On subsequent pages, we’ve outlined the basic rules and requirements for captioning.

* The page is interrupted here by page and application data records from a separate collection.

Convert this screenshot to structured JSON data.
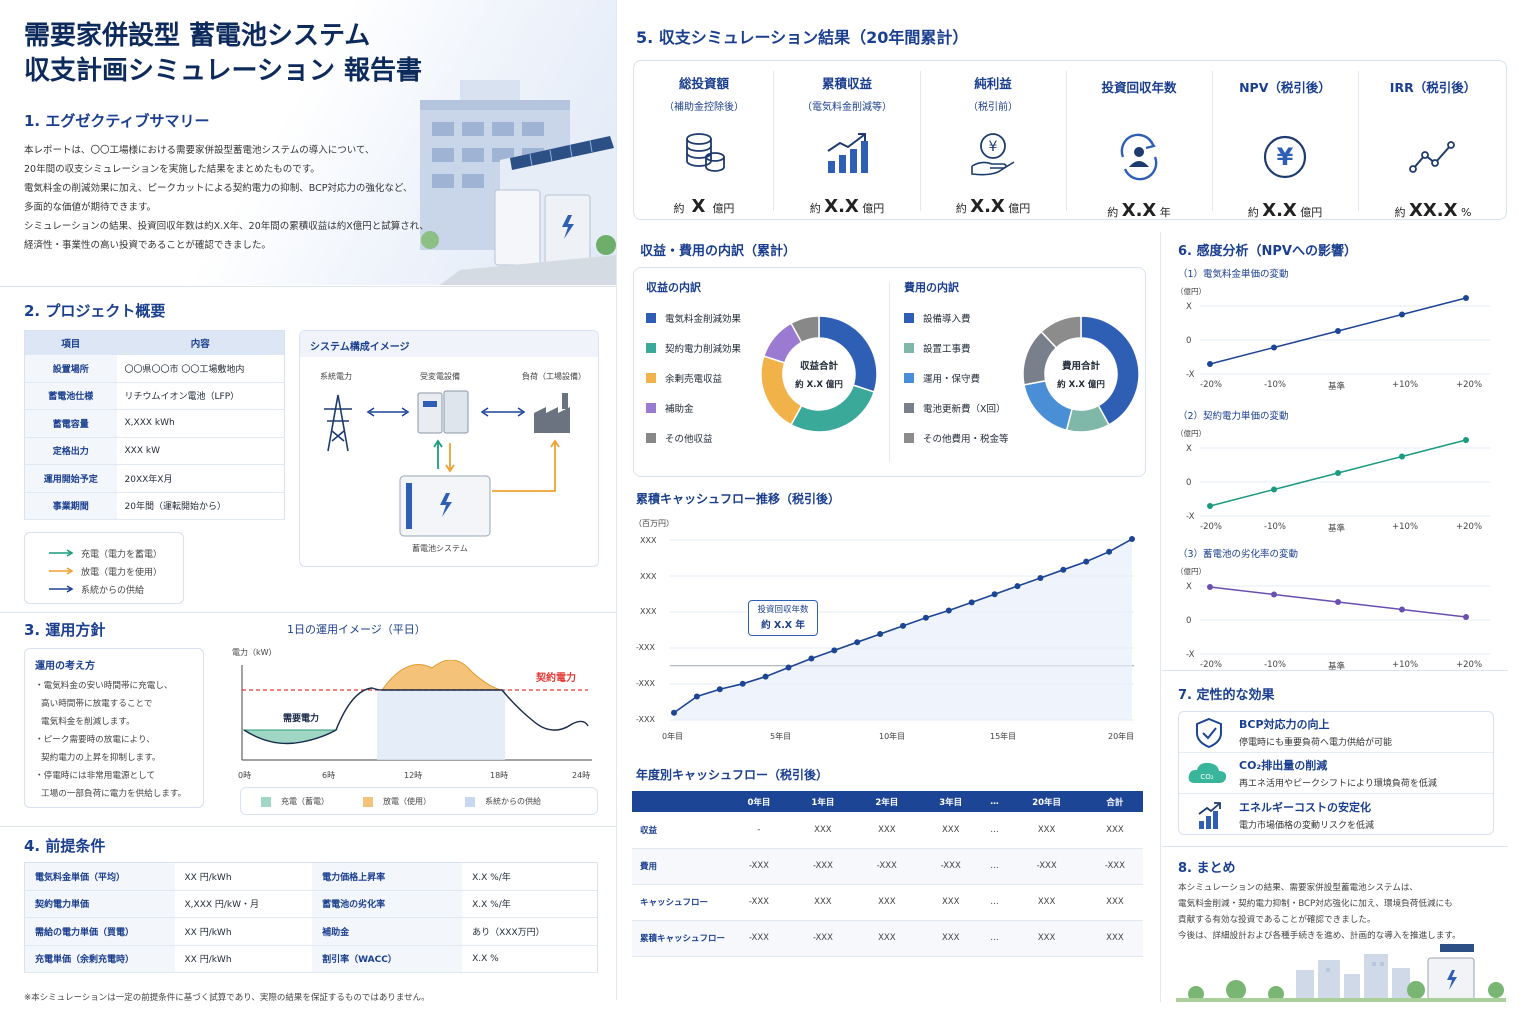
{
  "title": {
    "line1": "需要家併設型 蓄電池システム",
    "line2": "収支計画シミュレーション 報告書"
  },
  "s1": {
    "heading": "1. エグゼクティブサマリー",
    "lines": [
      "本レポートは、〇〇工場様における需要家併設型蓄電池システムの導入について、",
      "20年間の収支シミュレーションを実施した結果をまとめたものです。",
      "電気料金の削減効果に加え、ピークカットによる契約電力の抑制、BCP対応力の強化など、",
      "多面的な価値が期待できます。",
      "シミュレーションの結果、投資回収年数は約X.X年、20年間の累積収益は約X億円と試算され、",
      "経済性・事業性の高い投資であることが確認できました。"
    ]
  },
  "s2": {
    "heading": "2. プロジェクト概要",
    "th_item": "項目",
    "th_content": "内容",
    "rows": [
      {
        "k": "設置場所",
        "v": "〇〇県〇〇市 〇〇工場敷地内"
      },
      {
        "k": "蓄電池仕様",
        "v": "リチウムイオン電池（LFP）"
      },
      {
        "k": "蓄電容量",
        "v": "X,XXX kWh"
      },
      {
        "k": "定格出力",
        "v": "XXX kW"
      },
      {
        "k": "運用開始予定",
        "v": "20XX年X月"
      },
      {
        "k": "事業期間",
        "v": "20年間（運転開始から）"
      }
    ],
    "system_title": "システム構成イメージ",
    "grid": "系統電力",
    "substation": "受変電設備",
    "load": "負荷（工場設備）",
    "battery": "蓄電池システム",
    "legend": [
      "充電（電力を蓄電）",
      "放電（電力を使用）",
      "系統からの供給"
    ]
  },
  "s3": {
    "heading": "3. 運用方針",
    "box_title": "運用の考え方",
    "items": [
      [
        "・電気料金の安い時間帯に充電し、",
        "高い時間帯に放電することで",
        "電気料金を削減します。"
      ],
      [
        "・ピーク需要時の放電により、",
        "契約電力の上昇を抑制します。"
      ],
      [
        "・停電時には非常用電源として",
        "工場の一部負荷に電力を供給します。"
      ]
    ],
    "chart_title": "1日の運用イメージ（平日）",
    "y_label": "電力（kW）",
    "contract": "契約電力",
    "demand": "需要電力",
    "x_ticks": [
      "0時",
      "6時",
      "12時",
      "18時",
      "24時"
    ],
    "legend": [
      "充電（蓄電）",
      "放電（使用）",
      "系統からの供給"
    ]
  },
  "s4": {
    "heading": "4. 前提条件",
    "rows": [
      [
        "電気料金単価（平均）",
        "XX 円/kWh",
        "電力価格上昇率",
        "X.X %/年"
      ],
      [
        "契約電力単価",
        "X,XXX 円/kW・月",
        "蓄電池の劣化率",
        "X.X %/年"
      ],
      [
        "需給の電力単価（買電）",
        "XX 円/kWh",
        "補助金",
        "あり（XXX万円）"
      ],
      [
        "充電単価（余剰充電時）",
        "XX 円/kWh",
        "割引率（WACC）",
        "X.X %"
      ]
    ],
    "note": "※本シミュレーションは一定の前提条件に基づく試算であり、実際の結果を保証するものではありません。"
  },
  "s5": {
    "heading": "5. 収支シミュレーション結果（20年間累計）",
    "kpis": [
      {
        "t": "総投資額",
        "s": "（補助金控除後）",
        "pre": "約",
        "val": "X",
        "unit": "億円"
      },
      {
        "t": "累積収益",
        "s": "（電気料金削減等）",
        "pre": "約",
        "val": "X.X",
        "unit": "億円"
      },
      {
        "t": "純利益",
        "s": "（税引前）",
        "pre": "約",
        "val": "X.X",
        "unit": "億円"
      },
      {
        "t": "投資回収年数",
        "s": "",
        "pre": "約",
        "val": "X.X",
        "unit": "年"
      },
      {
        "t": "NPV（税引後）",
        "s": "",
        "pre": "約",
        "val": "X.X",
        "unit": "億円"
      },
      {
        "t": "IRR（税引後）",
        "s": "",
        "pre": "約",
        "val": "XX.X",
        "unit": "%"
      }
    ]
  },
  "breakdown": {
    "heading": "収益・費用の内訳（累計）",
    "rev_title": "収益の内訳",
    "cost_title": "費用の内訳",
    "rev_center": "収益合計",
    "rev_center_v": "約 X.X 億円",
    "cost_center": "費用合計",
    "cost_center_v": "約 X.X 億円",
    "colors_rev": [
      "#2f5fb5",
      "#3aa99a",
      "#f2b24a",
      "#9b7bd1",
      "#888888"
    ],
    "colors_cost": [
      "#2f5fb5",
      "#7fb8a8",
      "#4a8fd6",
      "#7a7f8c",
      "#8c8c8c"
    ]
  },
  "cumcf": {
    "heading": "累積キャッシュフロー推移（税引後）",
    "unit": "（百万円）",
    "payback": "投資回収年数",
    "payback_v": "約 X.X 年",
    "y_ticks": [
      "XXX",
      "XXX",
      "XXX",
      "-XXX",
      "-XXX",
      "-XXX"
    ],
    "x_ticks": [
      "0年目",
      "5年目",
      "10年目",
      "15年目",
      "20年目"
    ]
  },
  "annual": {
    "heading": "年度別キャッシュフロー（税引後）",
    "head": [
      "",
      "0年目",
      "1年目",
      "2年目",
      "3年目",
      "…",
      "20年目",
      "合計"
    ],
    "rows": [
      [
        "収益",
        "-",
        "XXX",
        "XXX",
        "XXX",
        "…",
        "XXX",
        "XXX"
      ],
      [
        "費用",
        "-XXX",
        "-XXX",
        "-XXX",
        "-XXX",
        "…",
        "-XXX",
        "-XXX"
      ],
      [
        "キャッシュフロー",
        "-XXX",
        "XXX",
        "XXX",
        "XXX",
        "…",
        "XXX",
        "XXX"
      ],
      [
        "累積キャッシュフロー",
        "-XXX",
        "-XXX",
        "XXX",
        "XXX",
        "…",
        "XXX",
        "XXX"
      ]
    ]
  },
  "s6": {
    "heading": "6. 感度分析（NPVへの影響）",
    "unit": "（億円）",
    "y_ticks": [
      "X",
      "0",
      "-X"
    ],
    "x_ticks": [
      "-20%",
      "-10%",
      "基準",
      "+10%",
      "+20%"
    ],
    "subs": [
      "（1）電気料金単価の変動",
      "（2）契約電力単価の変動",
      "（3）蓄電池の劣化率の変動"
    ]
  },
  "s7": {
    "heading": "7. 定性的な効果",
    "items": [
      {
        "t": "BCP対応力の向上",
        "d": "停電時にも重要負荷へ電力供給が可能"
      },
      {
        "t": "CO₂排出量の削減",
        "d": "再エネ活用やピークシフトにより環境負荷を低減"
      },
      {
        "t": "エネルギーコストの安定化",
        "d": "電力市場価格の変動リスクを低減"
      }
    ]
  },
  "s8": {
    "heading": "8. まとめ",
    "lines": [
      "本シミュレーションの結果、需要家併設型蓄電池システムは、",
      "電気料金削減・契約電力抑制・BCP対応強化に加え、環境負荷低減にも",
      "貢献する有効な投資であることが確認できました。",
      "今後は、詳細設計および各種手続きを進め、計画的な導入を推進します。"
    ]
  },
  "chart_data": [
    {
      "type": "pie",
      "title": "収益の内訳",
      "labels": [
        "電気料金削減効果",
        "契約電力削減効果",
        "余剰売電収益",
        "補助金",
        "その他収益"
      ],
      "values": [
        30,
        28,
        22,
        12,
        8
      ]
    },
    {
      "type": "pie",
      "title": "費用の内訳",
      "labels": [
        "設備導入費",
        "設置工事費",
        "運用・保守費",
        "電池更新費（X回）",
        "その他費用・税金等"
      ],
      "values": [
        42,
        12,
        18,
        16,
        12
      ]
    },
    {
      "type": "line",
      "title": "累積キャッシュフロー推移（税引後）",
      "x": [
        0,
        1,
        2,
        3,
        4,
        5,
        6,
        7,
        8,
        9,
        10,
        11,
        12,
        13,
        14,
        15,
        16,
        17,
        18,
        19,
        20
      ],
      "values": [
        -2.6,
        -1.7,
        -1.3,
        -1.0,
        -0.6,
        -0.1,
        0.4,
        0.85,
        1.3,
        1.75,
        2.2,
        2.65,
        3.05,
        3.5,
        3.95,
        4.4,
        4.85,
        5.3,
        5.75,
        6.3,
        7.0
      ]
    },
    {
      "type": "line",
      "title": "（1）電気料金単価の変動",
      "x": [
        "-20%",
        "-10%",
        "基準",
        "+10%",
        "+20%"
      ],
      "values": [
        -0.8,
        -0.25,
        0.3,
        0.85,
        1.4
      ]
    },
    {
      "type": "line",
      "title": "（2）契約電力単価の変動",
      "x": [
        "-20%",
        "-10%",
        "基準",
        "+10%",
        "+20%"
      ],
      "values": [
        -0.8,
        -0.25,
        0.3,
        0.85,
        1.4
      ]
    },
    {
      "type": "line",
      "title": "（3）蓄電池の劣化率の変動",
      "x": [
        "-20%",
        "-10%",
        "基準",
        "+10%",
        "+20%"
      ],
      "values": [
        1.1,
        0.85,
        0.6,
        0.35,
        0.1
      ]
    }
  ]
}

We aren’t lawyers and advise all video creators to check with their legal adviser on all issues.

VITAC has worked with caption viewers and advocates for 28 years, and though not all video must be captioned by law, we do think everything should be captioned, if only for the benefits captions provide for all viewers.

Over 50 million people benefit from closed captioning:

  • Over 31 million Americans are deaf or hard-of-hearing. Captioning gives these viewers equal access to the audio portion of video programming.
  • Over 40 million people belong to gyms and health spas, where captioned TV is often the only way to enjoy programming over the noise of exercise equipment.
  • 3 million children learning to read can use captioning as a tool to improve reading and listening skills.
  • 10 million people over the age of 17 for whom English is not their first language can use captioned television as a powerful and effective literacy and language-learning tool.
  • 2 million Americans over the age of 62 who suffer from hearing loss and do not use hearing aids can benefit from captions.
  • One-third of all veterans returning from duty in Iraq and Afghanistan suffer substantial hearing loss. Hearing damage is the number one disability among the 1.3 million troops who have served in two war zones.

Everyone Else:  We’d be hard-pressed to find someone who doesn’t fit the above categories, but hasn’t experienced the benefits of closed captions, in very quiet or very noisy environments. Just as curb cuts in sidewalks mandated by the Americans with Disabilities Act benefit more than persons with disabilities, captions benefit more than those people who cannot hear.